An Evening of Ouyang Jianghe's 'Phoenix'
HONG KONG, August 8, 2014 — “Phoenix” is a mini-epic ekphrastic poem written by poet Ouyang Jianghe as a companion piece to Xu Bing’s sculpture of the same name. The poem multiplies the complexity of his earlier poems; it is, by his own account, his magnum opus. Synthesizing his earlier concerns of the materiality of language, the Chinese literary legacy, and the role of art in society into a sustained meditation on the theme of flight, it reflects two and a half decades of work refining the “obscure” language of Misty poetry into a vessel for sophisticated philosophical inquiry. The poem, written by Ouyang in 2010 after a silence of almost two decades, is the culmination of his experiment in the '80s and '90s in which he produced a body of poems distinguished by their length, technical intricacy, and high degree of abstraction. He has, in his recent work, taken this project to a new level, writing book-length poems of densely interlinked stanzas rife with wordplay, a fugue-like development of motifs, and the technique of argument by paradox — known in Chinese as beilun (悖論) — employed by the philosopher Zhuangzi (莊子) to capture the illogical logic of Daoism (from the Preface to Phoenix by Austin Woerner).

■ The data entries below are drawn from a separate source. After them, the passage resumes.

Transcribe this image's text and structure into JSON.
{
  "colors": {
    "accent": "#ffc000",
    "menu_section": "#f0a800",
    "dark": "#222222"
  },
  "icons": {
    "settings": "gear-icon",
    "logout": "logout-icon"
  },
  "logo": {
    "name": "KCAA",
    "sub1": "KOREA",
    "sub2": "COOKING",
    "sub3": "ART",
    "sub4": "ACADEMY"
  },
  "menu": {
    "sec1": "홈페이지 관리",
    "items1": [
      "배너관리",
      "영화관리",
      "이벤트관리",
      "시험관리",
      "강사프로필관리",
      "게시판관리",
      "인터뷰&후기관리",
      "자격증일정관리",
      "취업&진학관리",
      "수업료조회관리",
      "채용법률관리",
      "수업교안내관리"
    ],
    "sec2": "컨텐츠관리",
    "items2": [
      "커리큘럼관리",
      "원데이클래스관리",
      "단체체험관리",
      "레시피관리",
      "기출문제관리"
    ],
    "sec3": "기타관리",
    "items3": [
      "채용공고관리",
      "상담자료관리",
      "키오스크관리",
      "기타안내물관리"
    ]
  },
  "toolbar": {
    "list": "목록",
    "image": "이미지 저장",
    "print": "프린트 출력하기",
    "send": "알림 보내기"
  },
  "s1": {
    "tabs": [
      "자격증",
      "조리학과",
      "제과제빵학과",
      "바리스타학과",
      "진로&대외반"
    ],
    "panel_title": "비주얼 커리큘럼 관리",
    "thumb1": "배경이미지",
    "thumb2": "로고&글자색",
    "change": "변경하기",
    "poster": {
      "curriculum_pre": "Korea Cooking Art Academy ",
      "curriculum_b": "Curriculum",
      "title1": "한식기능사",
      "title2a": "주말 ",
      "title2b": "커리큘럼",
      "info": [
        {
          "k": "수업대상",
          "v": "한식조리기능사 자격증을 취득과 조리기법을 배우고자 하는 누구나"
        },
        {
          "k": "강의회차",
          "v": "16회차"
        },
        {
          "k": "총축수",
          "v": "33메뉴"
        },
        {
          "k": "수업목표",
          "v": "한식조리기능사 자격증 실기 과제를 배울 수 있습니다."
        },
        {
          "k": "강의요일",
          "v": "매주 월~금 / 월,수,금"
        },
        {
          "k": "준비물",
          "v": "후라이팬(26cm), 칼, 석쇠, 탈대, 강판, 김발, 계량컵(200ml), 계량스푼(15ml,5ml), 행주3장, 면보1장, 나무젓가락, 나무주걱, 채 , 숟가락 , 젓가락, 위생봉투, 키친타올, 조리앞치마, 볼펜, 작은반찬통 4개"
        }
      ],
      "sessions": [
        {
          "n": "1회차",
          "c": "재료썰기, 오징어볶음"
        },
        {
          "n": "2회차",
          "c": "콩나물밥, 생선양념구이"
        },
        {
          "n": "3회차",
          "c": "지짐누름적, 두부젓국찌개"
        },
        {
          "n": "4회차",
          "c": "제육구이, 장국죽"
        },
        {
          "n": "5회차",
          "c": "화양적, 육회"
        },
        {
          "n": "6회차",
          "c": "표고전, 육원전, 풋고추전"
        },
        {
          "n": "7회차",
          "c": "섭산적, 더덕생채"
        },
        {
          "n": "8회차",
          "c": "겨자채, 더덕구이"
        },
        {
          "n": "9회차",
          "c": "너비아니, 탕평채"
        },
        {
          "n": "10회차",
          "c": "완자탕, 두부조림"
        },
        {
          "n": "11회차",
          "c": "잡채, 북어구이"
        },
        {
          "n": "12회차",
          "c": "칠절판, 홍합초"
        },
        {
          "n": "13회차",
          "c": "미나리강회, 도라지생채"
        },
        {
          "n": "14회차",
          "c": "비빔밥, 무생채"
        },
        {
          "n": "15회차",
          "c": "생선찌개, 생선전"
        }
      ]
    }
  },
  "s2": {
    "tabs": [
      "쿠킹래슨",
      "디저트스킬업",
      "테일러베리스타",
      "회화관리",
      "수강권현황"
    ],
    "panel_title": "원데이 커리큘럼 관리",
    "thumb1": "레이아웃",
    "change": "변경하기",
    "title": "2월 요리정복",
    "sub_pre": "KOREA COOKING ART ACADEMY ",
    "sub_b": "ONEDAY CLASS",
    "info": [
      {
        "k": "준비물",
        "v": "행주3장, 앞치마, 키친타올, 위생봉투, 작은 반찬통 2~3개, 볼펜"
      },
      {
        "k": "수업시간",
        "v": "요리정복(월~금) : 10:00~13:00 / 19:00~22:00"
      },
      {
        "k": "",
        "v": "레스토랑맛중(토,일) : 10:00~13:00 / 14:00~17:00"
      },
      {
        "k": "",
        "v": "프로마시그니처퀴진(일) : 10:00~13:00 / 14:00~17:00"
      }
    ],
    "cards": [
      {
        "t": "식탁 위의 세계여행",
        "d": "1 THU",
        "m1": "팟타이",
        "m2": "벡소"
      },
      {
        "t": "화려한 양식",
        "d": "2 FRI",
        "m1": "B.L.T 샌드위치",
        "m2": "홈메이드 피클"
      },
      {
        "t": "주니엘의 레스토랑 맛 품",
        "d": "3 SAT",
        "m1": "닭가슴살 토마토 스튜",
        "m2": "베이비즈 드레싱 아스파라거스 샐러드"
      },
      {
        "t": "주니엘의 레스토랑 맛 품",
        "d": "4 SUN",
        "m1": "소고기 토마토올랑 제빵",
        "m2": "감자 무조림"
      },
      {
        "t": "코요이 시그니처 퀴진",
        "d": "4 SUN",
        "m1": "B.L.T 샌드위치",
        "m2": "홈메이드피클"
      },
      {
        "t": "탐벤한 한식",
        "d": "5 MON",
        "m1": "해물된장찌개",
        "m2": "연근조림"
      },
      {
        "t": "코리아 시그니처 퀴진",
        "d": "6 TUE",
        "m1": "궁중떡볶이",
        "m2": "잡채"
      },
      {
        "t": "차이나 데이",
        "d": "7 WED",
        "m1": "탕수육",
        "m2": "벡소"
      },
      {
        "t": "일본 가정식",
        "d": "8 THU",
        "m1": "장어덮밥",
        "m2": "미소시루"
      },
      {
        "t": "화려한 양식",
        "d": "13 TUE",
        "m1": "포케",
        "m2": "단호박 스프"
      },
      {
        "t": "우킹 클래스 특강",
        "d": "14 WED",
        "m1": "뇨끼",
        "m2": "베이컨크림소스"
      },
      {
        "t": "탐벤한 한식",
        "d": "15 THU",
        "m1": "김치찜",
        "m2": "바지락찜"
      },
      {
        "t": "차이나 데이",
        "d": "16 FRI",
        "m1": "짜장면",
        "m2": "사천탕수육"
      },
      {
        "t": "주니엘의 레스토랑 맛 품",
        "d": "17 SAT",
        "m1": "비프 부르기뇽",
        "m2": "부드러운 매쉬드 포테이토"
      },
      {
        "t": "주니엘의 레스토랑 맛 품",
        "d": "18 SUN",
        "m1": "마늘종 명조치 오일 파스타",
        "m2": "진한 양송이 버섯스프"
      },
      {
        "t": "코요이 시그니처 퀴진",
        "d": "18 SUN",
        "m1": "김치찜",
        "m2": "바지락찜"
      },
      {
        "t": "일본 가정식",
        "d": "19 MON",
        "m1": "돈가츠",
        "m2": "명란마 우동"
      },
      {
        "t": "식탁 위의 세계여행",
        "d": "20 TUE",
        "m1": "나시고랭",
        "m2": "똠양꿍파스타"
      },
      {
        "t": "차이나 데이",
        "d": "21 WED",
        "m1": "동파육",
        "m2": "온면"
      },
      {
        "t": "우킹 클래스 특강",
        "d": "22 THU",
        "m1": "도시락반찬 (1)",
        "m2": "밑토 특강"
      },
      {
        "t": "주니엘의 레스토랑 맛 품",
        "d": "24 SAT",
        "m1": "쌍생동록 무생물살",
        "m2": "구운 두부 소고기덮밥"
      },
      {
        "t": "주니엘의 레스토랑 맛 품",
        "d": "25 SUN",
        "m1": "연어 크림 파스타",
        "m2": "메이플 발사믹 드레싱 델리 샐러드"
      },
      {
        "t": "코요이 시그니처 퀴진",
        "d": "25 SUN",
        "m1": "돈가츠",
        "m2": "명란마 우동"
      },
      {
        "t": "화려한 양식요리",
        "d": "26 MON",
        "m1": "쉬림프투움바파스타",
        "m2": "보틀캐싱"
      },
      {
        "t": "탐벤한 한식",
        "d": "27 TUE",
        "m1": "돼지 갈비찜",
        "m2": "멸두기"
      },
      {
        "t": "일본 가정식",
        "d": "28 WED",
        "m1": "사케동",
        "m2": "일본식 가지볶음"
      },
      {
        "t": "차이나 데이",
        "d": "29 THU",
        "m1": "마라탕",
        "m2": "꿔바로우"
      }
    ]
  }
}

“Phoenix” has been translated into English by Austin Woerner and published into a book with the same title by MCCM Creations & Zephyr Press, with support from the SOMA Project at City University of Hong Kong. Phoenix was officially launched in Hong Kong in an evening of poetry reading and cultural dialogue. Poet Nicholas Wong conducted an English reading.
Video: Watch the complete program (1 hr., 18 min.)